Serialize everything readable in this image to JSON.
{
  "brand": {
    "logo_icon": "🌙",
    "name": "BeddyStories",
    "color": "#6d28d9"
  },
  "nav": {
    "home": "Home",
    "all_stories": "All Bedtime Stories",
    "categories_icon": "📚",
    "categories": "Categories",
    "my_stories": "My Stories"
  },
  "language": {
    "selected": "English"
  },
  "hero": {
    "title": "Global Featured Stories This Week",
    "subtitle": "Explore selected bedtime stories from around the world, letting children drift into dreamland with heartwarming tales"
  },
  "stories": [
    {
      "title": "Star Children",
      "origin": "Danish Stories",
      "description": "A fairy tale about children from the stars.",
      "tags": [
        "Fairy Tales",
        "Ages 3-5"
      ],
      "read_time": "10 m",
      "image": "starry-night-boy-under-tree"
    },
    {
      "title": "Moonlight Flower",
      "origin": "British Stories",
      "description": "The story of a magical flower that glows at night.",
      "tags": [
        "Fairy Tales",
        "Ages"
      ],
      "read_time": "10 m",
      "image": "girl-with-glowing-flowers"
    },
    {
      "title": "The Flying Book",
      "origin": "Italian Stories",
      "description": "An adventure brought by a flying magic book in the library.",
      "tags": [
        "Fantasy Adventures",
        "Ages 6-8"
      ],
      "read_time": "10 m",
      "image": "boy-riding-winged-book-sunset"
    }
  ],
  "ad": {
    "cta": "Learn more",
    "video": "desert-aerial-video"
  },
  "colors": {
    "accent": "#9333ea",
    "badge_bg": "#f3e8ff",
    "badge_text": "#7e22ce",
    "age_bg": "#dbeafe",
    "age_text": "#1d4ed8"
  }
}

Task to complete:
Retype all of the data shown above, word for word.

Solution to this exercise:
Serialize everything readable in this image to JSON.
{
  "brand": {
    "logo_icon": "🌙",
    "name": "BeddyStories",
    "color": "#6d28d9"
  },
  "nav": {
    "home": "Home",
    "all_stories": "All Bedtime Stories",
    "categories_icon": "📚",
    "categories": "Categories",
    "my_stories": "My Stories"
  },
  "language": {
    "selected": "English"
  },
  "hero": {
    "title": "Global Featured Stories This Week",
    "subtitle": "Explore selected bedtime stories from around the world, letting children drift into dreamland with heartwarming tales"
  },
  "stories": [
    {
      "title": "Star Children",
      "origin": "Danish Stories",
      "description": "A fairy tale about children from the stars.",
      "tags": [
        "Fairy Tales",
        "Ages 3-5"
      ],
      "read_time": "10 m",
      "image": "starry-night-boy-under-tree"
    },
    {
      "title": "Moonlight Flower",
      "origin": "British Stories",
      "description": "The story of a magical flower that glows at night.",
      "tags": [
        "Fairy Tales",
        "Ages"
      ],
      "read_time": "10 m",
      "image": "girl-with-glowing-flowers"
    },
    {
      "title": "The Flying Book",
      "origin": "Italian Stories",
      "description": "An adventure brought by a flying magic book in the library.",
      "tags": [
        "Fantasy Adventures",
        "Ages 6-8"
      ],
      "read_time": "10 m",
      "image": "boy-riding-winged-book-sunset"
    }
  ],
  "ad": {
    "cta": "Learn more",
    "video": "desert-aerial-video"
  },
  "colors": {
    "accent": "#9333ea",
    "badge_bg": "#f3e8ff",
    "badge_text": "#7e22ce",
    "age_bg": "#dbeafe",
    "age_text": "#1d4ed8"
  }
}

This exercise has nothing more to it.